Melissa Martin and Denise Mintz said they took their beloved pups - Abby, Izzy, and Harpo - to the body of water in Wilmington, N.C. Thursday evening, where the pets chased a ball and rolled around in the mud, before cooling off with a dip. However, 15 minutes after leaving the pond, Abby, a West Highland White Terrier, began suffering from a seizure and was rushed to a veterinary hospital. Then Harpo, her 6-year-old "doodle" mix therapy dog, began to seize and show signs of liver failure.
A Wilmington, NC resident is devastated after her three dogs suddenly died yesterday following an afternoon of playing in a local body of water.
What is blue-green algae?
She is determined to ensure that signs are put in place to warn people about these potential dangers so that lives can be saved.
On top of that, it can be hard to detect where algae blooms have formed.
"I will not stop until I make positive change", she said. "It just kind of behooves anybody that sees algae in a lake, in a pond, that they'd probably want to be cautious and just not expose themselves to it or to their pets". It typically multiplies and blooms when the water is warm.
A GoFundMe has been created to raise awareness about the algae and get signs in front of all contaminated water to protect other pets. Drinking from a body of water where blue-green algae lurks or licking it off fur can kill a dog within 15 minutes of exposure, according to Blue Cross for Pets, a United Kingdom animal charity. However, if a health notice isn't posted, it's recommended that humans and pets avoid waters that seem murky or smell bad.

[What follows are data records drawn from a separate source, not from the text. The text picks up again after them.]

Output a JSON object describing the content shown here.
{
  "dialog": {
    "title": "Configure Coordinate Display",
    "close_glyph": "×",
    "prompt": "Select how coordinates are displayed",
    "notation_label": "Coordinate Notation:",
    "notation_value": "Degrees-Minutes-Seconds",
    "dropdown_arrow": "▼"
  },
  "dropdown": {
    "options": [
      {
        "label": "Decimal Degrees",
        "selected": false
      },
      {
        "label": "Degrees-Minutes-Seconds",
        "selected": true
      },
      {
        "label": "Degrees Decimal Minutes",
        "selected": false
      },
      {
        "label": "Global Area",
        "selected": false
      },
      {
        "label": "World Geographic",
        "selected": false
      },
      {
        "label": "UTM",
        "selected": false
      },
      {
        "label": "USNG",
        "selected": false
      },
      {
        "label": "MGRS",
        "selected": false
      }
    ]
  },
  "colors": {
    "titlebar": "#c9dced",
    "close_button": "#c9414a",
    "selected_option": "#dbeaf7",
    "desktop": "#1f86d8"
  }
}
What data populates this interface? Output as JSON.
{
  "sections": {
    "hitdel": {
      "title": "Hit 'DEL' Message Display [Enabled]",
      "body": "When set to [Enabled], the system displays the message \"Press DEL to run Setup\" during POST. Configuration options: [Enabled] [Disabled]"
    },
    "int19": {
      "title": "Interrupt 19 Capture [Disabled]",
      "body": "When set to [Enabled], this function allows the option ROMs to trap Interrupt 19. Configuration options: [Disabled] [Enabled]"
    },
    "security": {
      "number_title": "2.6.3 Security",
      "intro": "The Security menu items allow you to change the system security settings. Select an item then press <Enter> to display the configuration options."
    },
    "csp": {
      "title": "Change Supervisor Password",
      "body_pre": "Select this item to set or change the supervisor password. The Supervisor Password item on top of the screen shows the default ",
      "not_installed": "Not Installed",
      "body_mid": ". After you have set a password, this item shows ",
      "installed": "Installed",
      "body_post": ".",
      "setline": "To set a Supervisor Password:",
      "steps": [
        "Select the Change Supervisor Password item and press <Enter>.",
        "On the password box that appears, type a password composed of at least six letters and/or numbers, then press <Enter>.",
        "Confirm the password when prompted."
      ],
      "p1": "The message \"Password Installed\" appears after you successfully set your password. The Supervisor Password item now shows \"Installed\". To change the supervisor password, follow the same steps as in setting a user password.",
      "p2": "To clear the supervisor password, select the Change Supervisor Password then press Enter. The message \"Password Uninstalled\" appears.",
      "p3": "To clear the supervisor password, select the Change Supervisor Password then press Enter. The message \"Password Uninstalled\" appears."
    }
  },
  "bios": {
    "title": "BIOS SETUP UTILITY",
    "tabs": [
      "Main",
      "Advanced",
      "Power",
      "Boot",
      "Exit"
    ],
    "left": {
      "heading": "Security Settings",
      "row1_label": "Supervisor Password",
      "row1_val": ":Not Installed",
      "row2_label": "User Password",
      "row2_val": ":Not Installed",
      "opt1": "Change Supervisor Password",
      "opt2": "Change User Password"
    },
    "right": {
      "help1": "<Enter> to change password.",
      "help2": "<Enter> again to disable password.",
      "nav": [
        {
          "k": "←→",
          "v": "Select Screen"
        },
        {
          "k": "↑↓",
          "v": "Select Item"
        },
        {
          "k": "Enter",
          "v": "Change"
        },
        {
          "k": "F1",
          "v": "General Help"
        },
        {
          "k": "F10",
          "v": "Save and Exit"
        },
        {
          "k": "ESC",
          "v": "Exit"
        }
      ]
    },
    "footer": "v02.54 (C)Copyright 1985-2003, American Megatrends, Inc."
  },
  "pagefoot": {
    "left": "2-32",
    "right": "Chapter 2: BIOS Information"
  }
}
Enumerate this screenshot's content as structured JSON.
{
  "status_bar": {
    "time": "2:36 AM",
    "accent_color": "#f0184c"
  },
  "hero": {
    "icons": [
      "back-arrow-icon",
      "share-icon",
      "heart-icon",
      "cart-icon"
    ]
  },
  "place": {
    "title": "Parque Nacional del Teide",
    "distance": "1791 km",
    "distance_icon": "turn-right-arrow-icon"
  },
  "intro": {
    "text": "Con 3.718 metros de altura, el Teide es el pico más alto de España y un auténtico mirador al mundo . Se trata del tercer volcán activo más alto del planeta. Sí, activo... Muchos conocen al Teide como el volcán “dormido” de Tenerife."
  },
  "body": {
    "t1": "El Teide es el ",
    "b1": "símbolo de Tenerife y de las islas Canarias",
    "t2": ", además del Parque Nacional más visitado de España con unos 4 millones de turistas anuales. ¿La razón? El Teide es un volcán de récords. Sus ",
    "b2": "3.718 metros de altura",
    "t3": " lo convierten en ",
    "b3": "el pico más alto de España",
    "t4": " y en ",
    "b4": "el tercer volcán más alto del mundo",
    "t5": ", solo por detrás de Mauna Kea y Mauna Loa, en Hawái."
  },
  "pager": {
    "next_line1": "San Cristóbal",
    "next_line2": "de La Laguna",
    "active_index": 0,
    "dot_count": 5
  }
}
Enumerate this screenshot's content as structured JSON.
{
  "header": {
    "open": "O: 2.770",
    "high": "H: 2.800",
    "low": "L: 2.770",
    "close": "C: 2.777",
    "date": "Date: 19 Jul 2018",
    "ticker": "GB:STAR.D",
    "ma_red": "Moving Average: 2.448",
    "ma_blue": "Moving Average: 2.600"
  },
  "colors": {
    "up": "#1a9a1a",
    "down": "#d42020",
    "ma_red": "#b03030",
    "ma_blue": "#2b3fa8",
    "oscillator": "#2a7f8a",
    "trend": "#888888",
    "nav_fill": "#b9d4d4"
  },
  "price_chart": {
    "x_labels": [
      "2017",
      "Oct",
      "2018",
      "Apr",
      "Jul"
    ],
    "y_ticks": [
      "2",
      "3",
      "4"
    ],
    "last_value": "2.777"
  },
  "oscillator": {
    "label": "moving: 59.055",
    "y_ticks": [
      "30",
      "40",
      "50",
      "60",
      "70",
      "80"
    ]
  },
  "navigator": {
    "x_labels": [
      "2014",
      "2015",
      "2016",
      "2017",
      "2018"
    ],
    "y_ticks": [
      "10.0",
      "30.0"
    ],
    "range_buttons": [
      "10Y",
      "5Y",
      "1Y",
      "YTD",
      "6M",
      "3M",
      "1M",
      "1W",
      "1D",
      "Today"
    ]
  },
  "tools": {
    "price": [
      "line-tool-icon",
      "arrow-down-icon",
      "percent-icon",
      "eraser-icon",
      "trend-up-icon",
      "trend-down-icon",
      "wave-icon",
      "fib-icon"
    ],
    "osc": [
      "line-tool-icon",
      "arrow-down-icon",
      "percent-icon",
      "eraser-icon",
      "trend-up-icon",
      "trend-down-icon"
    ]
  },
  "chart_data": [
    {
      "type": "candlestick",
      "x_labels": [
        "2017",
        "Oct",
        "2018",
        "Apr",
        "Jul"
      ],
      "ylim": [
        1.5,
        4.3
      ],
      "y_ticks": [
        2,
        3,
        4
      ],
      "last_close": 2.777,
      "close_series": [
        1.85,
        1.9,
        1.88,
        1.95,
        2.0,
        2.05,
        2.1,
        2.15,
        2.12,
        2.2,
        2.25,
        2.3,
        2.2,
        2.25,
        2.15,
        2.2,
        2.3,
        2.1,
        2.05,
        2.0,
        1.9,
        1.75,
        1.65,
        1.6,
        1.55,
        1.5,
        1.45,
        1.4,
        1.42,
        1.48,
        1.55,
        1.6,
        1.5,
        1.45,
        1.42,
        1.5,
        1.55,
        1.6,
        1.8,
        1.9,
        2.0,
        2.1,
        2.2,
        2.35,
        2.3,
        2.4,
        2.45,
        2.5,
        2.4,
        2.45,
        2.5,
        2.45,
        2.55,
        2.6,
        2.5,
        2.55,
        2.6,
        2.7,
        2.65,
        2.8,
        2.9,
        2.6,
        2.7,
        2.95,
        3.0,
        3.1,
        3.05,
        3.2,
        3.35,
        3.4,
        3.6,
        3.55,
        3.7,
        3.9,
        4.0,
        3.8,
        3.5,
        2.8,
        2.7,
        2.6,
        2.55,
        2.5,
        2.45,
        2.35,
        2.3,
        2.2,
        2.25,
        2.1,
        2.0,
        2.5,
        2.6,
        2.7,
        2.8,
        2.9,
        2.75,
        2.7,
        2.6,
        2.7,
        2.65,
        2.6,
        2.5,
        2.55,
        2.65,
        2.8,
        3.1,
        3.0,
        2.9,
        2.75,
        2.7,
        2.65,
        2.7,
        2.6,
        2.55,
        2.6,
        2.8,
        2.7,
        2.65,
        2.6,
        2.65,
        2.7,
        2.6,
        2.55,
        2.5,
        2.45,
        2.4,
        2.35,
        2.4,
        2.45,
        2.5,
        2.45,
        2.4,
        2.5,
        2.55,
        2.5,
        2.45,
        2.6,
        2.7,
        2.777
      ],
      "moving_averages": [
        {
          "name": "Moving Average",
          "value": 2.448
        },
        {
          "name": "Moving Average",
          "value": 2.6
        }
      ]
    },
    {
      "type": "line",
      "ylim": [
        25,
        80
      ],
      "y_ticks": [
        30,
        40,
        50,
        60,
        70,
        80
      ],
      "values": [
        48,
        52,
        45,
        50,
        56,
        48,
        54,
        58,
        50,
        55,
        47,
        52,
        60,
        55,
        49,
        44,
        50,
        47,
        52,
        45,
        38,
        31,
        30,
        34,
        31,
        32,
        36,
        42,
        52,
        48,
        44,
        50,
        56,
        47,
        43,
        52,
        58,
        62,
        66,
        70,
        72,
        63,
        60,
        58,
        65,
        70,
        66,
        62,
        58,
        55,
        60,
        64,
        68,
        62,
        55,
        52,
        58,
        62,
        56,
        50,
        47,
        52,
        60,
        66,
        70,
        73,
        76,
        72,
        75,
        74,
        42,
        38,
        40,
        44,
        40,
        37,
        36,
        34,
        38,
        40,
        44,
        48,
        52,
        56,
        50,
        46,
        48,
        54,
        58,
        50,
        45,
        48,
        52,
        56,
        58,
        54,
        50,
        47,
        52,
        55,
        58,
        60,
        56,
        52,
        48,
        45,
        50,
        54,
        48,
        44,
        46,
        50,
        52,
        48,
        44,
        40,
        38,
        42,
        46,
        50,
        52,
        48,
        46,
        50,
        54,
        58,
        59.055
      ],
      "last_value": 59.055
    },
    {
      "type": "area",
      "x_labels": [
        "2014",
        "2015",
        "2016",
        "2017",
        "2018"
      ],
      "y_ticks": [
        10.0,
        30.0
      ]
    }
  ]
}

The US Centers for Disease Prevention and Control (CDC) also notes on its website that it is not always possible to know if there is an algal bloom in a body of water, although sometimes it will leave foam, scum or algal mats on the water's surface.